But when he looks around at practice Tuesday and Wednesday, Casey will notice that he’s surrounded mainly by teammates who haven’t yet played their first NFL down and some of whom may never get that chance.
Casey, the Eagles’ fullback/tight end, was asked to report with the rookies on Monday for the team’s first training camp under new coach Chip Kelly. He had his knee scoped in late May and missed the rest of the spring camps, making him eligible to report with rookies, per rules of the collective bargaining agreement.
“I look at is as a great opportunity for me,” Casey said Monday. “I’m one of the few veterans here, along with [Jason] Kelce and a couple of the quarterbacks that are here along with a bunch of rookies.

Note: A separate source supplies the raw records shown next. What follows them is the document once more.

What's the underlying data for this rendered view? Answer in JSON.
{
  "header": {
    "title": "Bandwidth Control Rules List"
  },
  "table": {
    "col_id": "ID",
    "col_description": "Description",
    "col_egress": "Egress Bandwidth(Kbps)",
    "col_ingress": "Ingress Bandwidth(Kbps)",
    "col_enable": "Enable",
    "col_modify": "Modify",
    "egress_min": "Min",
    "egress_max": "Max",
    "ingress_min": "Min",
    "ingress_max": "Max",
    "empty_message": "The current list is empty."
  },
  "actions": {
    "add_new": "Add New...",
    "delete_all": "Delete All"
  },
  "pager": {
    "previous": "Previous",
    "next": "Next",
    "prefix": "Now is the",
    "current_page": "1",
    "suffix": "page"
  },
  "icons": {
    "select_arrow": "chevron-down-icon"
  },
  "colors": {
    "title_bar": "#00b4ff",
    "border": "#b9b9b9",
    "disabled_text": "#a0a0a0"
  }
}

It’s just a great opportunity for me.
“I’m not disappointed at all that I’m here early. I get to get some work in. I get to get out there and get some conditioning in and work on some of the individual stuff with the rookies, because I feel like I didn’t practice those last couple of OTAs. So I need to be out here anyways, putting work in. Because those other guys were working hard during the OTAs when I wasn’t out there. Now I can go out there and pay back some of the time I missed.”
The Eagles didn’t mask their intentions for Casey when they signed him away from the Texans after he set personal bests in his fourth season there, catching 34 passes for 330 yards and three touchdowns.

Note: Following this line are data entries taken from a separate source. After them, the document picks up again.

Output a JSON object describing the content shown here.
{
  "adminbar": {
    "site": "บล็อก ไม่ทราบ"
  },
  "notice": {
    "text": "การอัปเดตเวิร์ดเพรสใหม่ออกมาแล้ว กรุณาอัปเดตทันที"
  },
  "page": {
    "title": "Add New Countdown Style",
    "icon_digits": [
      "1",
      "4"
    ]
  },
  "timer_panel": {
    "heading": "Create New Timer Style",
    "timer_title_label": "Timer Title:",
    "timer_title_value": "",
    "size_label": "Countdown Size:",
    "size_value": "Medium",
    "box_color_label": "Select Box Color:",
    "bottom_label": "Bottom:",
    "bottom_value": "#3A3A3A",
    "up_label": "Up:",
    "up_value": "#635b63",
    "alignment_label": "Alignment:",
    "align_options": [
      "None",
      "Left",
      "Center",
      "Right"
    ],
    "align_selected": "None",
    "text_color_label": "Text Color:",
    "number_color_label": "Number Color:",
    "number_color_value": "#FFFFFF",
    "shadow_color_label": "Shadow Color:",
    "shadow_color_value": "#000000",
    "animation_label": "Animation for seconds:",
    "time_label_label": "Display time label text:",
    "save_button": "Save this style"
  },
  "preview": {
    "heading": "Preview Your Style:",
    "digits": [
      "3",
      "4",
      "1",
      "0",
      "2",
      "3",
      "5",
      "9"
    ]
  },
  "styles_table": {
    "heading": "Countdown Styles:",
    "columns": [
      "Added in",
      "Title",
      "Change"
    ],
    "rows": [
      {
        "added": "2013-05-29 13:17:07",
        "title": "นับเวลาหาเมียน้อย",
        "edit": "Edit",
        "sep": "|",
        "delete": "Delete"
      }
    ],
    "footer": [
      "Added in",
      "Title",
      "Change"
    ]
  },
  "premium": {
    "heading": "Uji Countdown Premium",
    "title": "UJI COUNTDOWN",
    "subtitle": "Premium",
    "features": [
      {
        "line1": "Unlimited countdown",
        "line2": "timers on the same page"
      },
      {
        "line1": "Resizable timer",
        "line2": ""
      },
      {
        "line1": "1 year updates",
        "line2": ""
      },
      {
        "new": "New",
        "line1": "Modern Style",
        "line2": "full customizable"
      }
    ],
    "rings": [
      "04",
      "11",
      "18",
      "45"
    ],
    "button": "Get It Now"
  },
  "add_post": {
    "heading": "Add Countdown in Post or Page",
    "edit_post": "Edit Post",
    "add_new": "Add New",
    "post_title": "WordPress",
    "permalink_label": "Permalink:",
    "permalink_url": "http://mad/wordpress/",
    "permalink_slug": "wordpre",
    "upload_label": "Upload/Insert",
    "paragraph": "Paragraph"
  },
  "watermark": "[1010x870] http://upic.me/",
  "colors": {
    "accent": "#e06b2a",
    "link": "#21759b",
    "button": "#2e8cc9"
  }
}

Kelly raved about Casey’s versatility and spoke of a tight end tandem that mirrored the New England attack that -- at the time -- flaunted Rob Gronkowski and Aaron Hernandez as the centerpiece of its high-scoring offense.

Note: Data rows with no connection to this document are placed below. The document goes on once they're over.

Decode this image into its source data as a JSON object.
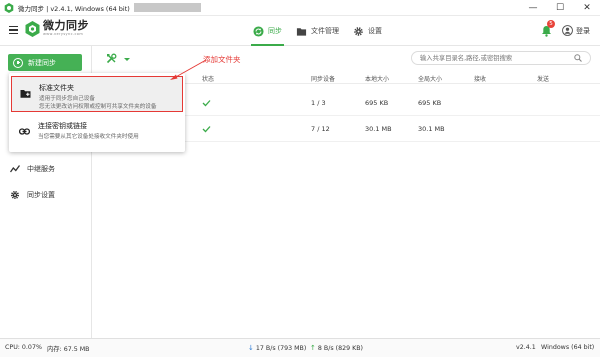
{
  "window": {
    "title": "微力同步 | v2.4.1, Windows (64 bit)",
    "controls": [
      "—",
      "☐",
      "✕"
    ]
  },
  "header": {
    "logo_cn": "微力同步",
    "logo_en": "www.verysync.com",
    "tabs": [
      {
        "label": "同步",
        "icon": "sync-icon",
        "active": true
      },
      {
        "label": "文件管理",
        "icon": "file-manager-icon",
        "active": false
      },
      {
        "label": "设置",
        "icon": "gear-icon",
        "active": false
      }
    ],
    "notification_count": "5",
    "login_label": "登录"
  },
  "sidebar": {
    "new_button": "新建同步",
    "items": [
      {
        "label": "中继服务",
        "icon": "relay-chart-icon"
      },
      {
        "label": "同步设置",
        "icon": "gear-icon"
      }
    ]
  },
  "toolbar": {
    "search_placeholder": "输入共享目录名,路径,或密钥搜索"
  },
  "table": {
    "columns": [
      "状态",
      "同步设备",
      "本地大小",
      "全局大小",
      "接收",
      "发送"
    ],
    "rows": [
      {
        "status": "ok",
        "devices": "1 / 3",
        "local": "695 KB",
        "global": "695 KB",
        "recv": "",
        "send": ""
      },
      {
        "status": "ok",
        "devices": "7 / 12",
        "local": "30.1 MB",
        "global": "30.1 MB",
        "recv": "",
        "send": ""
      }
    ]
  },
  "dropdown": {
    "items": [
      {
        "title": "标准文件夹",
        "desc1": "适用于同步您自己设备",
        "desc2": "您无法更改访问权限或控制可共享文件夹的设备",
        "icon": "folder-add-icon",
        "selected": true
      },
      {
        "title": "连接密钥或链接",
        "desc1": "当您需要从其它设备处接收文件夹时使用",
        "desc2": "",
        "icon": "link-icon",
        "selected": false
      }
    ]
  },
  "annotation": {
    "text": "添加文件夹",
    "color": "#e53935"
  },
  "statusbar": {
    "cpu": "CPU: 0.07%",
    "memory": "内存: 67.5 MB",
    "download": "17 B/s (793 MB)",
    "upload": "8 B/s (829 KB)",
    "version": "v2.4.1",
    "platform": "Windows (64 bit)"
  },
  "colors": {
    "accent": "#45b155",
    "badge": "#e8443a",
    "annotation": "#e53935"
  }
}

Kelly’s offensive vision helped sell Casey on joining the Eagles, who were fresh off a 4-12 record and consecutive seasons outside the playoffs. But after participating in just a few spring practices, Casey spent the rest of the time on the sideline, often riding an exercise bike while his teammates practiced.
“I don’t think for me it set me back at all,” Casey said. “If anything, I look at the positives of it. Even though I had the surgery, I wasn’t out there practicing a lot so I’m healthy right now and I feel great and this is when it really counts, in training camp.
“You can have the great OTAs and do the best you want, but you’re not putting pads on and you’re not out there and actually playing. That’s when it’s important. I was still there learning all the plays, out there [at practice] every day, watching film every day and learning the offense.
“So I was still around and I had got quite a bit of plays in in minicamps and OTAs. I’m prepared and I get an extra couple days now, too, with the rookies to get some plays in. So I’ll be prepared when the first day [of full-squad practice] comes.”
Casey was the second-oldest player behind 33-year-old Michael Vick to check in Monday and have his physical. He said his right knee has been scoped about four times, twice in high school and once with the Texans, but insisted that all four procedures were minor and unrelated.
Medically, Casey has been cleared for all practices and said his knee is 100 percent. The fewest games he played in four years with Houston was 14, which seems to validate his claim that his knee isn’t damaged or problematic.
“I’m full go,” he said. “I can do whatever. I have no restrictions. I’m going to be out there every day, working out the same I’ve always done.”
Although he spent the first years of his career in Houston, a city well known for both extreme heat and smothering humidity, Casey said he’s been training outside in the Philadelphia heat lately to prepare for Kelly’s inaugural camp.
“I know it’s going to be a lot of work,” he said. “I know we’re going to be running a lot of fast-paced stuff. I’m prepared for that. I’ve been training out in the heat. Philadelphia has been extremely hot these last few weeks. I’ve been training outside in the heat, getting used to it. It’s going to be hard.”